**What you are asked to do**
The copy you give must match the records exactly, except that it holds no images.

**Data supplied**
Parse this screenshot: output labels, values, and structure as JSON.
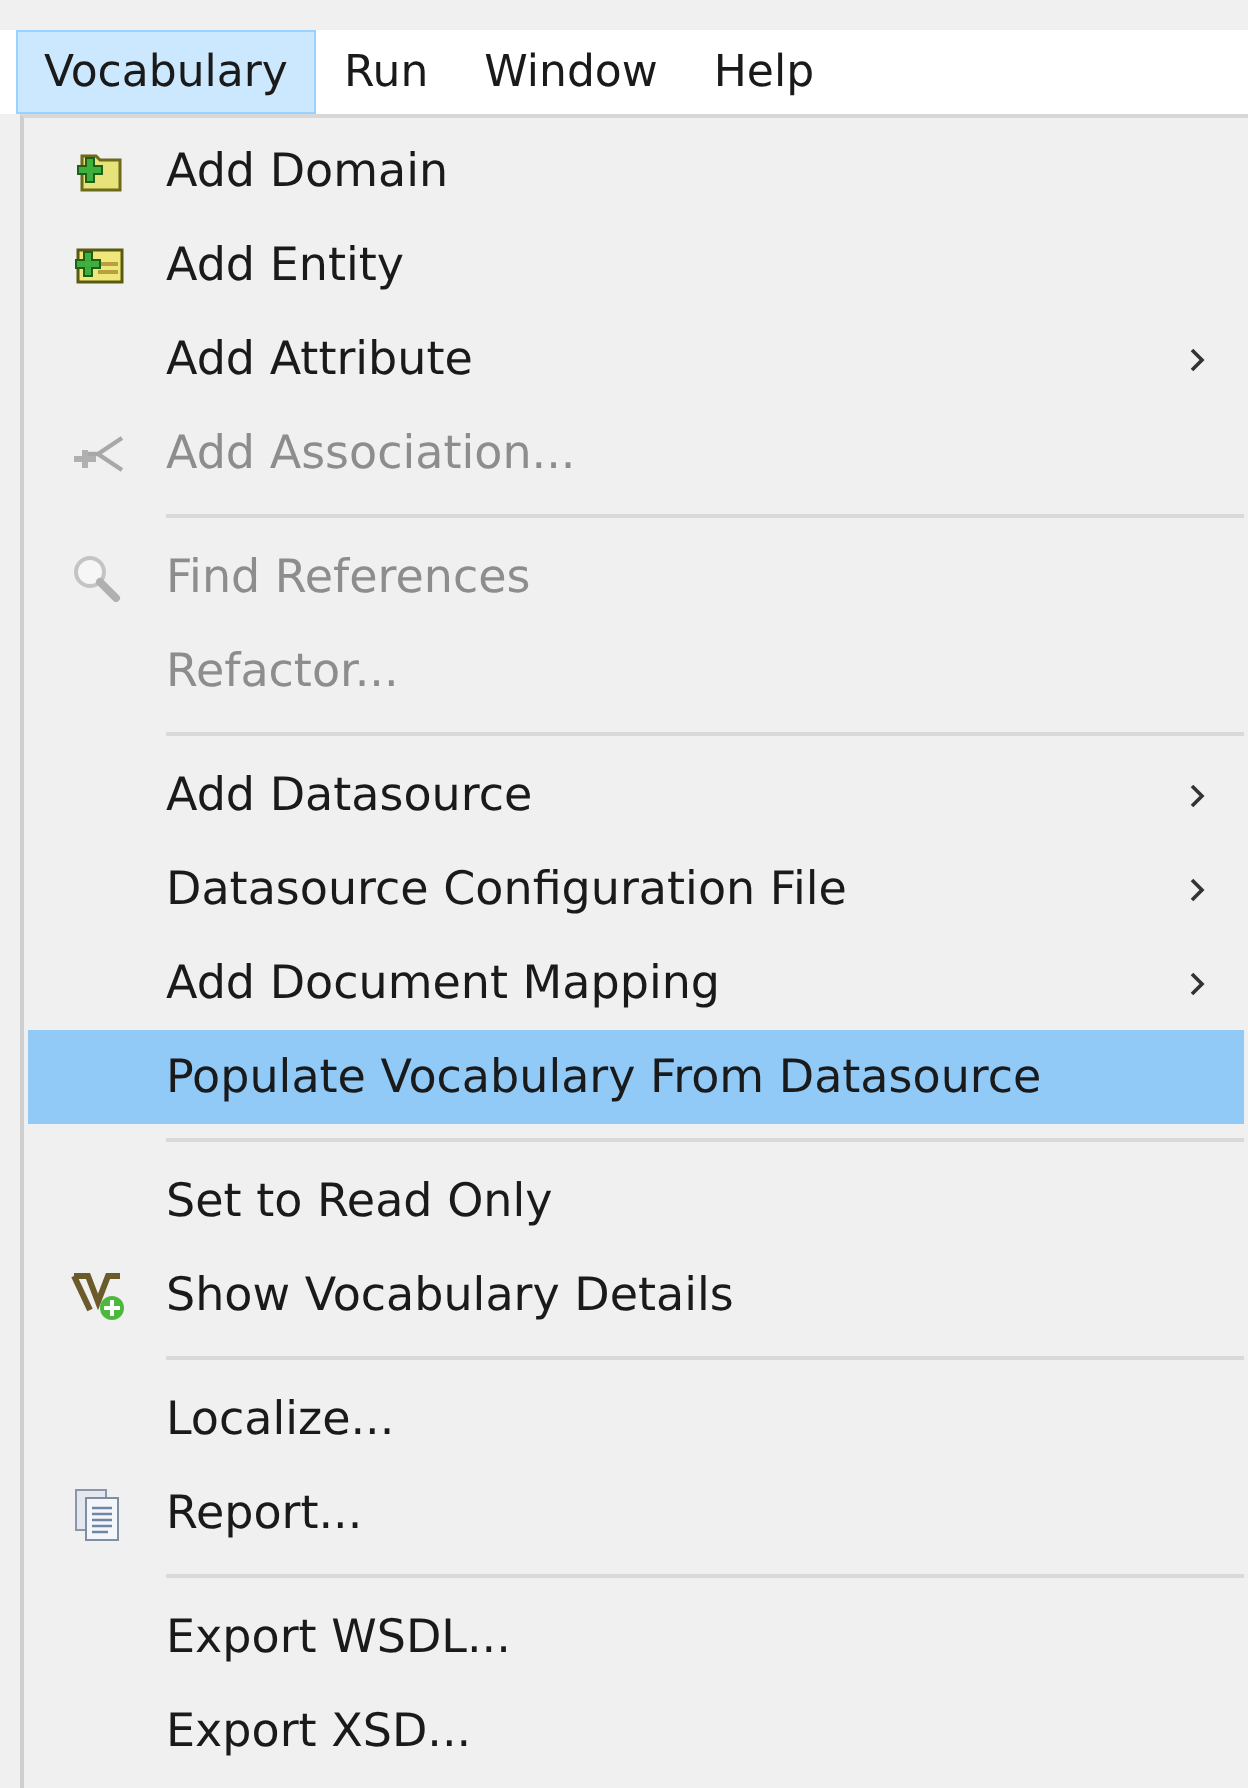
{
  "menubar": [
    {
      "label": "Vocabulary",
      "selected": true
    },
    {
      "label": "Run",
      "selected": false
    },
    {
      "label": "Window",
      "selected": false
    },
    {
      "label": "Help",
      "selected": false
    }
  ],
  "menu": [
    {
      "kind": "item",
      "label": "Add Domain",
      "disabled": false,
      "submenu": false,
      "selected": false
    },
    {
      "kind": "item",
      "label": "Add Entity",
      "disabled": false,
      "submenu": false,
      "selected": false
    },
    {
      "kind": "item",
      "label": "Add Attribute",
      "disabled": false,
      "submenu": true,
      "selected": false
    },
    {
      "kind": "item",
      "label": "Add Association...",
      "disabled": true,
      "submenu": false,
      "selected": false
    },
    {
      "kind": "separator"
    },
    {
      "kind": "item",
      "label": "Find References",
      "disabled": true,
      "submenu": false,
      "selected": false
    },
    {
      "kind": "item",
      "label": "Refactor...",
      "disabled": true,
      "submenu": false,
      "selected": false
    },
    {
      "kind": "separator"
    },
    {
      "kind": "item",
      "label": "Add Datasource",
      "disabled": false,
      "submenu": true,
      "selected": false
    },
    {
      "kind": "item",
      "label": "Datasource Configuration File",
      "disabled": false,
      "submenu": true,
      "selected": false
    },
    {
      "kind": "item",
      "label": "Add Document Mapping",
      "disabled": false,
      "submenu": true,
      "selected": false
    },
    {
      "kind": "item",
      "label": "Populate Vocabulary From Datasource",
      "disabled": false,
      "submenu": false,
      "selected": true
    },
    {
      "kind": "separator"
    },
    {
      "kind": "item",
      "label": "Set to Read Only",
      "disabled": false,
      "submenu": false,
      "selected": false
    },
    {
      "kind": "item",
      "label": "Show Vocabulary Details",
      "disabled": false,
      "submenu": false,
      "selected": false
    },
    {
      "kind": "separator"
    },
    {
      "kind": "item",
      "label": "Localize...",
      "disabled": false,
      "submenu": false,
      "selected": false
    },
    {
      "kind": "item",
      "label": "Report...",
      "disabled": false,
      "submenu": false,
      "selected": false
    },
    {
      "kind": "separator"
    },
    {
      "kind": "item",
      "label": "Export WSDL...",
      "disabled": false,
      "submenu": false,
      "selected": false
    },
    {
      "kind": "item",
      "label": "Export XSD...",
      "disabled": false,
      "submenu": false,
      "selected": false
    }
  ]
}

**Task solution**
Parse this screenshot: output labels, values, and structure as JSON.
{
  "menubar": [
    {
      "label": "Vocabulary",
      "selected": true
    },
    {
      "label": "Run",
      "selected": false
    },
    {
      "label": "Window",
      "selected": false
    },
    {
      "label": "Help",
      "selected": false
    }
  ],
  "menu": [
    {
      "kind": "item",
      "label": "Add Domain",
      "disabled": false,
      "submenu": false,
      "selected": false
    },
    {
      "kind": "item",
      "label": "Add Entity",
      "disabled": false,
      "submenu": false,
      "selected": false
    },
    {
      "kind": "item",
      "label": "Add Attribute",
      "disabled": false,
      "submenu": true,
      "selected": false
    },
    {
      "kind": "item",
      "label": "Add Association...",
      "disabled": true,
      "submenu": false,
      "selected": false
    },
    {
      "kind": "separator"
    },
    {
      "kind": "item",
      "label": "Find References",
      "disabled": true,
      "submenu": false,
      "selected": false
    },
    {
      "kind": "item",
      "label": "Refactor...",
      "disabled": true,
      "submenu": false,
      "selected": false
    },
    {
      "kind": "separator"
    },
    {
      "kind": "item",
      "label": "Add Datasource",
      "disabled": false,
      "submenu": true,
      "selected": false
    },
    {
      "kind": "item",
      "label": "Datasource Configuration File",
      "disabled": false,
      "submenu": true,
      "selected": false
    },
    {
      "kind": "item",
      "label": "Add Document Mapping",
      "disabled": false,
      "submenu": true,
      "selected": false
    },
    {
      "kind": "item",
      "label": "Populate Vocabulary From Datasource",
      "disabled": false,
      "submenu": false,
      "selected": true
    },
    {
      "kind": "separator"
    },
    {
      "kind": "item",
      "label": "Set to Read Only",
      "disabled": false,
      "submenu": false,
      "selected": false
    },
    {
      "kind": "item",
      "label": "Show Vocabulary Details",
      "disabled": false,
      "submenu": false,
      "selected": false
    },
    {
      "kind": "separator"
    },
    {
      "kind": "item",
      "label": "Localize...",
      "disabled": false,
      "submenu": false,
      "selected": false
    },
    {
      "kind": "item",
      "label": "Report...",
      "disabled": false,
      "submenu": false,
      "selected": false
    },
    {
      "kind": "separator"
    },
    {
      "kind": "item",
      "label": "Export WSDL...",
      "disabled": false,
      "submenu": false,
      "selected": false
    },
    {
      "kind": "item",
      "label": "Export XSD...",
      "disabled": false,
      "submenu": false,
      "selected": false
    }
  ]
}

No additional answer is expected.